◆ Work request: Work through the data below and state how many lines contain "video", giving that number alone.

(Stored entries)
+ + + + +

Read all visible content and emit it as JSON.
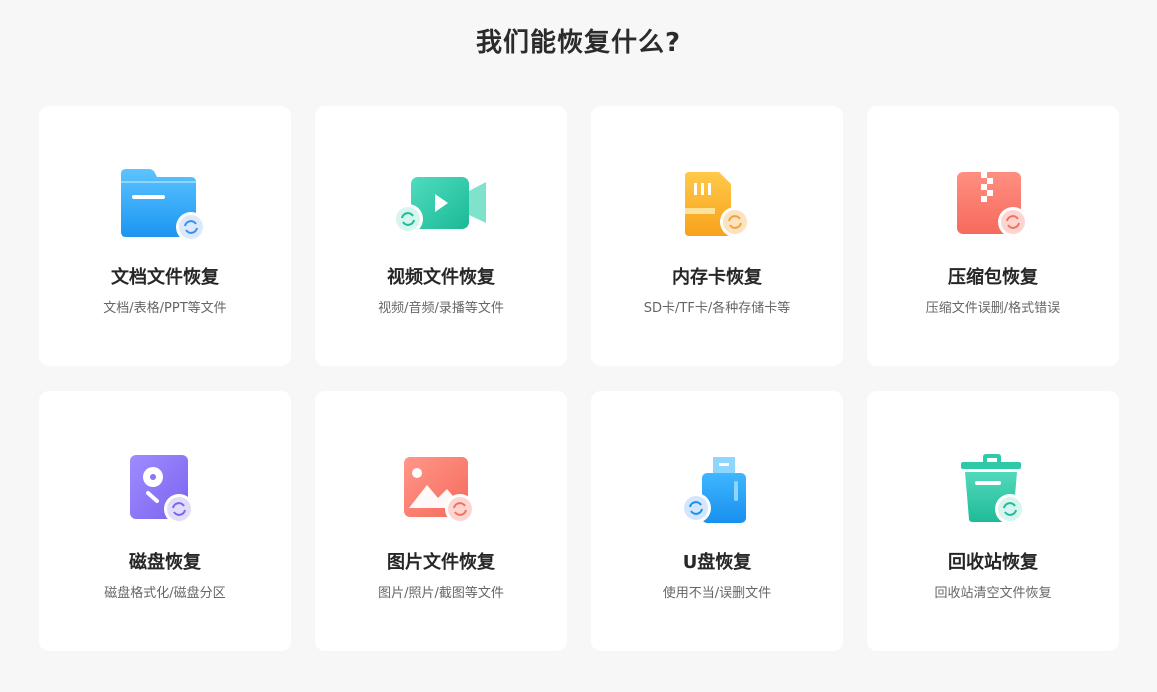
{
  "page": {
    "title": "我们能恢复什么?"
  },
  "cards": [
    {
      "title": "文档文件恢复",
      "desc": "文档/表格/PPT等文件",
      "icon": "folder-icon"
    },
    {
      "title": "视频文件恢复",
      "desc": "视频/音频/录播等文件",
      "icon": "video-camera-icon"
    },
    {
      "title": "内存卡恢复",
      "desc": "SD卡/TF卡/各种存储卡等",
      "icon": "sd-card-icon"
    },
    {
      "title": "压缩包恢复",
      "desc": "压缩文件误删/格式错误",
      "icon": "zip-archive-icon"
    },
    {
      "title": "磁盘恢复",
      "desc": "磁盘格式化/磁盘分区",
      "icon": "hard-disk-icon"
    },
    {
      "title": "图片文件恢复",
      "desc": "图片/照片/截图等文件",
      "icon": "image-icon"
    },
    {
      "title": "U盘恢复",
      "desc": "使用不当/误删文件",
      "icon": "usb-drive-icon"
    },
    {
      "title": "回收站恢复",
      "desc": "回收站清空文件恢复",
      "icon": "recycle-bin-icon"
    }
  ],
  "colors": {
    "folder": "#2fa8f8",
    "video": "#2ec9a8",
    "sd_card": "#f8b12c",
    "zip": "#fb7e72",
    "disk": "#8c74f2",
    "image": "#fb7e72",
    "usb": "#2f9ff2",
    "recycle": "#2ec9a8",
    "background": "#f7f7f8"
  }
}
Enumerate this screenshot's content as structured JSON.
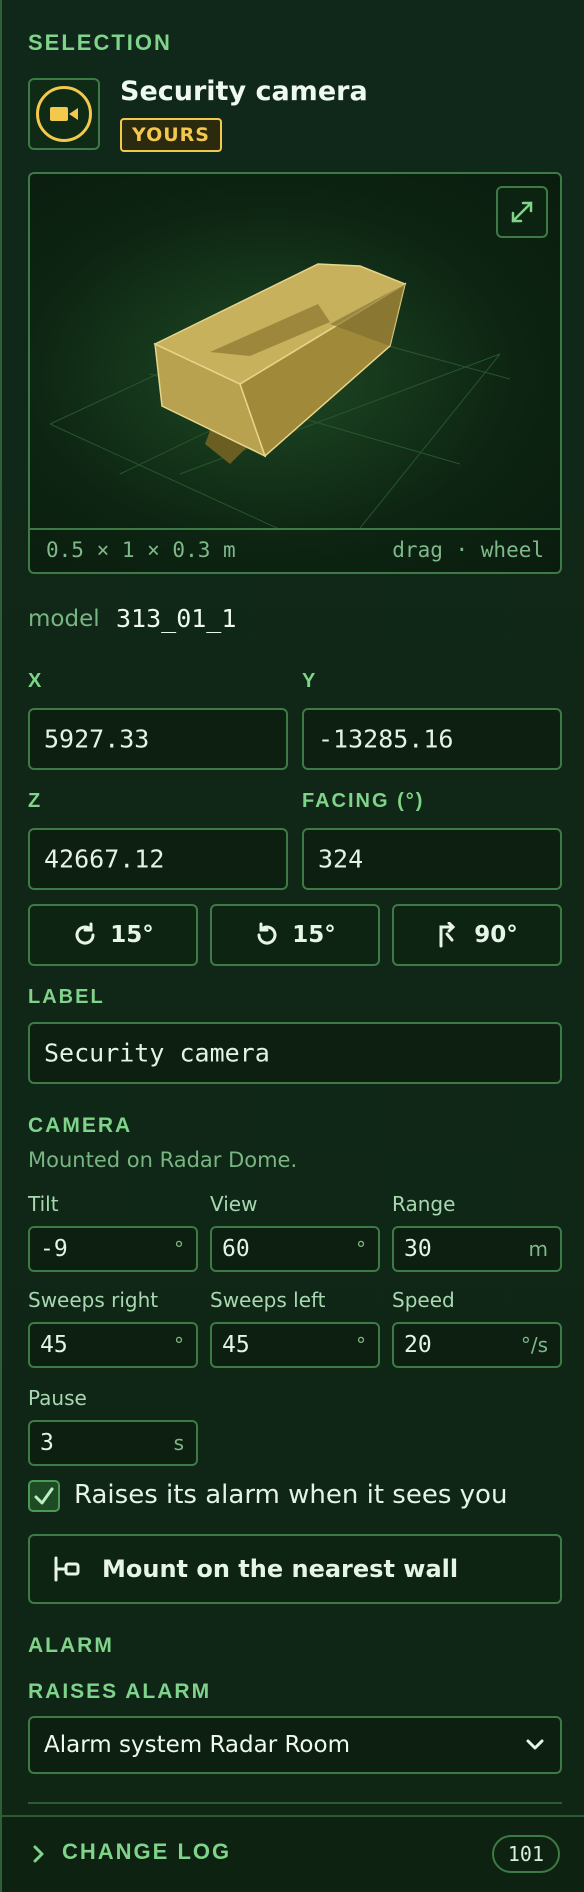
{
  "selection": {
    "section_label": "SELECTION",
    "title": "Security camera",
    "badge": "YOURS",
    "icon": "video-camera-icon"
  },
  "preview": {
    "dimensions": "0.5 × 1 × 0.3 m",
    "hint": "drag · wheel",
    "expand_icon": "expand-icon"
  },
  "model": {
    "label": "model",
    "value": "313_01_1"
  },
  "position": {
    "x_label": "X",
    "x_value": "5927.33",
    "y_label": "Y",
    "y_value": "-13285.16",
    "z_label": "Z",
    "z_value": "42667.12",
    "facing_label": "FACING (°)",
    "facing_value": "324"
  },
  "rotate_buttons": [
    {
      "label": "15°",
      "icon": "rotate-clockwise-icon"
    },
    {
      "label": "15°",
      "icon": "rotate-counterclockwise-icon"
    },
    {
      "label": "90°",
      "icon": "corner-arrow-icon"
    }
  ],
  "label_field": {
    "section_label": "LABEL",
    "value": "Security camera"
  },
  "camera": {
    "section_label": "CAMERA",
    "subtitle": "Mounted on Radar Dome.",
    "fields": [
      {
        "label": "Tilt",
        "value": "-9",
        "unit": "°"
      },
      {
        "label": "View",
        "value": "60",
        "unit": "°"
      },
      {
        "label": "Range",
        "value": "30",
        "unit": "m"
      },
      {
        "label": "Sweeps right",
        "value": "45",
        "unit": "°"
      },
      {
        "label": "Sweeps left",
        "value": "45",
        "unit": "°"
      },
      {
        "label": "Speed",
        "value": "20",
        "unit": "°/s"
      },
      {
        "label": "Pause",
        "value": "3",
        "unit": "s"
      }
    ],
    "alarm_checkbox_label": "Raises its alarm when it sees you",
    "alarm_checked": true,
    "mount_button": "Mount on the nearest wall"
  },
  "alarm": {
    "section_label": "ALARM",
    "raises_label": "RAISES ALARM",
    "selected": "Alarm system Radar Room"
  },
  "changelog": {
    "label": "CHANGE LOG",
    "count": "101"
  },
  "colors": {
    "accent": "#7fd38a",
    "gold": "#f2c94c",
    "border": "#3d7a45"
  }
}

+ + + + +

◆ Written reply: 3